Second: ... ASCII art? In a real time game?... okay, so you can pause the game and take your time to make all the vital decisions. But, really?... Yeah, so some people say that the ASCII art HELPS the experience, because if forces you to visualise the world yourself and get immersed in it. I say: elitist garbage, just like when people once said that cinema was an "inferior" art because it gave you all the images, ready and done, while in books you had to use your own imagination. Those people didn't realise two things: cinema isn't there to replace the imagery suggested by books, but to push art forwards even further, present even more questions and suggest even more interesting possibilities; also, cinema CAN let many things to the viewer's imagination, and the more skilled film-makers know that and know how to use it (tell me 2001: A Space Odyssey DOESN'T leave a lot to your own imagination and prepare to duck the tomatoes). Cinema is just a different form of art, as valid and noble as literature.

So you see: computer games have been investing in graphics and visuals, realistic representation of objects, realistic simulation of physics and other real life concepts, and so on. This DOES NOT MEAN that the games are losing immersion.
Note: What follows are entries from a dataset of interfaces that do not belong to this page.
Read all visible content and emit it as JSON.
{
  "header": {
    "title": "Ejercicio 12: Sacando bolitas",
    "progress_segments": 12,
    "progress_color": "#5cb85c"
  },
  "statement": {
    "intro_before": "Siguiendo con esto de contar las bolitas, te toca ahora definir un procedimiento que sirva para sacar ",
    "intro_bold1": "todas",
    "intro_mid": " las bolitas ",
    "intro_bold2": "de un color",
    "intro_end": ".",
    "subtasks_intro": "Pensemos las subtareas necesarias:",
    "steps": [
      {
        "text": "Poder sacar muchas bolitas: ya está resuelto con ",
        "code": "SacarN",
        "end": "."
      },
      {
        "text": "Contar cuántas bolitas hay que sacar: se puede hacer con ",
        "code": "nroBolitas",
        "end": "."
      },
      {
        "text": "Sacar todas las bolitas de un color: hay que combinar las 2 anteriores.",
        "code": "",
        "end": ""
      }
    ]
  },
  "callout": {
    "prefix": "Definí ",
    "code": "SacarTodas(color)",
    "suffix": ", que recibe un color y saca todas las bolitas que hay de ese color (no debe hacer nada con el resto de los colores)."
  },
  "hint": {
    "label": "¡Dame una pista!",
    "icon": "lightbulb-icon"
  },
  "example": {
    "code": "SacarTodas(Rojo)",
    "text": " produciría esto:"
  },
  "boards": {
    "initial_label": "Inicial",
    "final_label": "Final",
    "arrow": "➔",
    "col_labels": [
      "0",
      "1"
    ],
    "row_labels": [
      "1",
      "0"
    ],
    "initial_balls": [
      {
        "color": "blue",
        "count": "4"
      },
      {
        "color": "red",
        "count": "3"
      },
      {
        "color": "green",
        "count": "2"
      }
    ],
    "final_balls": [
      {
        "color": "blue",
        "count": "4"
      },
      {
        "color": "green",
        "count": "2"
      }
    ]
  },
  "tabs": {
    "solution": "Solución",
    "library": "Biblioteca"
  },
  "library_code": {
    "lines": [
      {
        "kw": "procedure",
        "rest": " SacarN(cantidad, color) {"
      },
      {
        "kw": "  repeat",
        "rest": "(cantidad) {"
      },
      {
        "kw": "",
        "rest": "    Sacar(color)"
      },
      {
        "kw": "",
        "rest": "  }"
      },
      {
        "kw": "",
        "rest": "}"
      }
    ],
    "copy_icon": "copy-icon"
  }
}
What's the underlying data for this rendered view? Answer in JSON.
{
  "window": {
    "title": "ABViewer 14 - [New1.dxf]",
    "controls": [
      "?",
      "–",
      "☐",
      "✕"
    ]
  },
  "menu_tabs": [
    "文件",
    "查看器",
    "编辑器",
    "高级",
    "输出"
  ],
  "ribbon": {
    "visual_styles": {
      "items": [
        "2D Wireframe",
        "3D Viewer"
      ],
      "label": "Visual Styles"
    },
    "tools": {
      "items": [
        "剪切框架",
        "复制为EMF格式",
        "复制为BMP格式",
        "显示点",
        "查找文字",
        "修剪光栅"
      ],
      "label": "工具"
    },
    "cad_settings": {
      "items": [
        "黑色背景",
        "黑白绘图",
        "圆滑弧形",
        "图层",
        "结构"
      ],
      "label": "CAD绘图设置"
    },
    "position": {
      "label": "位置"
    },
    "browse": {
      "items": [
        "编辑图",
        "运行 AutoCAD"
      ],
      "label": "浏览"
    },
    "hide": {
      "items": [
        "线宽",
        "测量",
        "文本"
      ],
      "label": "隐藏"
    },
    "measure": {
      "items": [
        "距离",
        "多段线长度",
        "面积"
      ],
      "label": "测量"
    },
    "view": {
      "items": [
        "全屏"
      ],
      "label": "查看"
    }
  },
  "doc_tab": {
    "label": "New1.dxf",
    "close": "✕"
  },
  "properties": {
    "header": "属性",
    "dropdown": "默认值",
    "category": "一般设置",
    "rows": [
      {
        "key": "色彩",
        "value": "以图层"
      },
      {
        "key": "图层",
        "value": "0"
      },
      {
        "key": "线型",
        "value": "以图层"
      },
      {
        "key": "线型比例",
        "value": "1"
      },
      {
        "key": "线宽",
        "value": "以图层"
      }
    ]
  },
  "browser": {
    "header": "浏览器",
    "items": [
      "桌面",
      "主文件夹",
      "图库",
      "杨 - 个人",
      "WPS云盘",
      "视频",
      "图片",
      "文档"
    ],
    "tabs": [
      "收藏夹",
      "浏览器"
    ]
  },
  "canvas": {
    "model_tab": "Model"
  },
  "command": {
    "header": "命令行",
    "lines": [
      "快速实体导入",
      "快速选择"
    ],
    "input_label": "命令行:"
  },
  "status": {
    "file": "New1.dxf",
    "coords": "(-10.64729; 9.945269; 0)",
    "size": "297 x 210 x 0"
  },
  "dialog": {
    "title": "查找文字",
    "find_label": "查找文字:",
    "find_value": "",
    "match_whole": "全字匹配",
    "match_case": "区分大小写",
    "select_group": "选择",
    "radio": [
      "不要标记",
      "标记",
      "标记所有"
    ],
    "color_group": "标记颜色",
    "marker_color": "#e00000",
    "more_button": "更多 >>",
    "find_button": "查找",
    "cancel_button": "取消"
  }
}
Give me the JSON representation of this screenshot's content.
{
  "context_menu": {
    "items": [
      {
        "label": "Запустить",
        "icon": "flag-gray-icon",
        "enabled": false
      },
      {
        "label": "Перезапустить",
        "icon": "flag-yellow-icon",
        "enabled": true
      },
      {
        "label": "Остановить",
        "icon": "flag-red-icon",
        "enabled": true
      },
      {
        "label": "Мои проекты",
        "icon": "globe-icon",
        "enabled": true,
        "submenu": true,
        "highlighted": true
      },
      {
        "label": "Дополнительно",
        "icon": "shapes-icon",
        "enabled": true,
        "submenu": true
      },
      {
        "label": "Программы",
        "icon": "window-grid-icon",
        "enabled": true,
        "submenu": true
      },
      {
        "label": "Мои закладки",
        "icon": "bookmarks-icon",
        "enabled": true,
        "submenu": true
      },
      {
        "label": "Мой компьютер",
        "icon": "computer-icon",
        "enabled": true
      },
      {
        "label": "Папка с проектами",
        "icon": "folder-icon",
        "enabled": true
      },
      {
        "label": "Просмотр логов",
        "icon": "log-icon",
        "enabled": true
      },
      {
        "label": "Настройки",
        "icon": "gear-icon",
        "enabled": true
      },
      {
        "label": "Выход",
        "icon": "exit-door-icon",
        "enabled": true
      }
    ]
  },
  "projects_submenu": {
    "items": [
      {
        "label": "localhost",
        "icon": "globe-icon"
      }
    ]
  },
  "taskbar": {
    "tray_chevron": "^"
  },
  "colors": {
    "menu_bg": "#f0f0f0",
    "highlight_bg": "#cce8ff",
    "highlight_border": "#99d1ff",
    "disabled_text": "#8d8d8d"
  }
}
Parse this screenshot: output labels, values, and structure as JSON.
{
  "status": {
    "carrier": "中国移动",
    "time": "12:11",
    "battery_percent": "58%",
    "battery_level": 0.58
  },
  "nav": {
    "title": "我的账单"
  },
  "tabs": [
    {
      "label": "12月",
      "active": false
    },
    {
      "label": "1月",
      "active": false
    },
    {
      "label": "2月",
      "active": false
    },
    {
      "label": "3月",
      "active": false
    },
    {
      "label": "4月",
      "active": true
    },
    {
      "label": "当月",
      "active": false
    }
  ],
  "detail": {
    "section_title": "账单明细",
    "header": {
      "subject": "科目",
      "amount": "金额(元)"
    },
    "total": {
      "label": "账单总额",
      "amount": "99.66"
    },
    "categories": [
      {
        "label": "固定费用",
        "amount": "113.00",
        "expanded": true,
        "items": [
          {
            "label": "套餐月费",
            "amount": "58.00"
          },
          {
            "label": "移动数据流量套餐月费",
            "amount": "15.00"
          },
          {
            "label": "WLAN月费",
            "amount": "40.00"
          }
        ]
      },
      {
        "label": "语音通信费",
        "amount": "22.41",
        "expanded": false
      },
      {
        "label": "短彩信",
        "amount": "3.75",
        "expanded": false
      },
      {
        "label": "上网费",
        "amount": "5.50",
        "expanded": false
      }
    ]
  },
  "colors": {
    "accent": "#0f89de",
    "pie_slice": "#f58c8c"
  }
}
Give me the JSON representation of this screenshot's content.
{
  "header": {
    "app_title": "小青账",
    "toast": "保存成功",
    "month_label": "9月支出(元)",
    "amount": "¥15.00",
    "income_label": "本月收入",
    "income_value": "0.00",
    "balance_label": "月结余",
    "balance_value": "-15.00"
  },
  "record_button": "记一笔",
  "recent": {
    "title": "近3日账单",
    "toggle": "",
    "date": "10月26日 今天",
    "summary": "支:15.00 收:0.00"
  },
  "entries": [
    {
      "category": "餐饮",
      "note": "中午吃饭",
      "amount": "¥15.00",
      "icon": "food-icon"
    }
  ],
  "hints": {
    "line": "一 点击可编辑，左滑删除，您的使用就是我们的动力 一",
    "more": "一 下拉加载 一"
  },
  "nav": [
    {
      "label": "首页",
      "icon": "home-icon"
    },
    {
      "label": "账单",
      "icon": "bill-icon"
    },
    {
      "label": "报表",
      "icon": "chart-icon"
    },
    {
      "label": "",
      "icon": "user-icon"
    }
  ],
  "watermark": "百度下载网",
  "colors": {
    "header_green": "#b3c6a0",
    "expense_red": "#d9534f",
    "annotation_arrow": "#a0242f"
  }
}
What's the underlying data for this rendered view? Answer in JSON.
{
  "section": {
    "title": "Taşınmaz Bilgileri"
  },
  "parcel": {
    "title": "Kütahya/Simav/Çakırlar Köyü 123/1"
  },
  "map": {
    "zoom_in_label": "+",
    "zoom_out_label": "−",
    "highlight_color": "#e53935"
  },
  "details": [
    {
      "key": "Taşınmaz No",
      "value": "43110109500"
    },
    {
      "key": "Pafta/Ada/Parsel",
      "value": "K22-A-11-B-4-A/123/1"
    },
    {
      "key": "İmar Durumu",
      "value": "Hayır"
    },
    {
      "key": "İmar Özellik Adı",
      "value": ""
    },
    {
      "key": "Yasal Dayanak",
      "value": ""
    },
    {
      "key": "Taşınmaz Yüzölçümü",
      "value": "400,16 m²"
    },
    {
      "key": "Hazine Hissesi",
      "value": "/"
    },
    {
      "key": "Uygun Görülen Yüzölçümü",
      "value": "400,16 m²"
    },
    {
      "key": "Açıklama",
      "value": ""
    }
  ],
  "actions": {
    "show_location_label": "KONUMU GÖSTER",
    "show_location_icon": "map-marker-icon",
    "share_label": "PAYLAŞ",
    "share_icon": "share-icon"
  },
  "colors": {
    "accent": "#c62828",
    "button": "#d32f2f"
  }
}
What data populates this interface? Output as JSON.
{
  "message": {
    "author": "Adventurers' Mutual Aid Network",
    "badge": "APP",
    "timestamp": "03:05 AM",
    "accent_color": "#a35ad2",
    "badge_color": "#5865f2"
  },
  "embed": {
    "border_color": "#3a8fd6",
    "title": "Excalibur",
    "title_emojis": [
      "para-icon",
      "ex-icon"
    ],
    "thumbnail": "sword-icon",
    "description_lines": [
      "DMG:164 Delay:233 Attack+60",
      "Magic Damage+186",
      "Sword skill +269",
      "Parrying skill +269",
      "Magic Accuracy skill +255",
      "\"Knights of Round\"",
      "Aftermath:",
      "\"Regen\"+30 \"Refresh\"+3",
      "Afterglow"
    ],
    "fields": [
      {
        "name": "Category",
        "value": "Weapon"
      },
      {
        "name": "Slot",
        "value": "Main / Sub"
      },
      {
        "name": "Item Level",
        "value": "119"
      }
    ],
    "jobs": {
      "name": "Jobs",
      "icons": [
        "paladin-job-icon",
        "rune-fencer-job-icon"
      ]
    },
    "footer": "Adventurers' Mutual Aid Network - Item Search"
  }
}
A game, even made in pure ASCII, can be every bit as shallow and lifeless as yesterday's generic FPS shooter. Bioshock, however -- at least in my opinion -- created an amazing experience due to the atmospheres, the environment and settings, the characters and the objectives. It didn't even need much of a "storyline": the basic concept is sufficient, and the visuals and physics help to enhance those characteristics. You see? It's not the visuals themselves, but the fact that they're working in favour of the game's design ideas. Now, imagine Bioshock done entirely in ASCII. Maybe the most hardcore gamers (by the way: "hardcore" is a class of gamer that I dismiss entirely) would love it, but think about how you'd miss the hilarious 50's style cartoon advertisements to the power of setting people on fire, the radio tunes merrily playing along to brutal battles with deformed freaks, and so on. When it comes to games, interaction is the key; and the difference between the "textual" and the "visuals" are not equivalent to the difference between reading the book and watching the film, but far closer to the difference between reading a textual description of a breathtaking landscape and BEING THERE, or the reading a technical review of von Karajan's recording of Beethoven's symphonies and LISTENING to them on excellent equipment. The final point is: in Dwarf Fortress, it's impossible (to me, at least) to truly see what's going on. I've played Rogue-like games, and the descriptions and ASCII maps mostly work because the games are turn-based, and the interaction with the world is done through the eyes of an adventurer; in Dwarf Fortress, the game is in real-time, and you're just watching things happening to their own will, and mostly trying to change its course. In the end, you're only watching ASCII characters flashing about -- the most you can do is pause the game, look closely at some of the elements and read the cold, precise, lifeless descriptions of what they are. What kind of immersion is that? With time you may be able to naturally associate the ASCII characters to the objects they represent, but you still will miss all the tiniest details -- which are CRUCIAL to the game. If you're into the game simply for the pleasure of abstraction, why not choose a text adventure then? At least you won't need to play 200 times before you realise you can't put too much salt on the food, or else you'll die of intoxication 40 days later. And if "losing is fun", just play I Wanna Be the Guy -- that one will knock your socks off. Dwarf Fortress, as it is, is the prime example that the difference between everything and nothing is minimal, when in fact it's the difference between something and everything that counts. The skill and effort put into the game are undoubtedly impressive and deserving of praise, but that alone doesn't make a good game. Still, it doesn't mean you shouldn't try it, though. If you're a hardcore gamer, you'll probably love it; and in that case, stay away from me.

No comments:

Post a Comment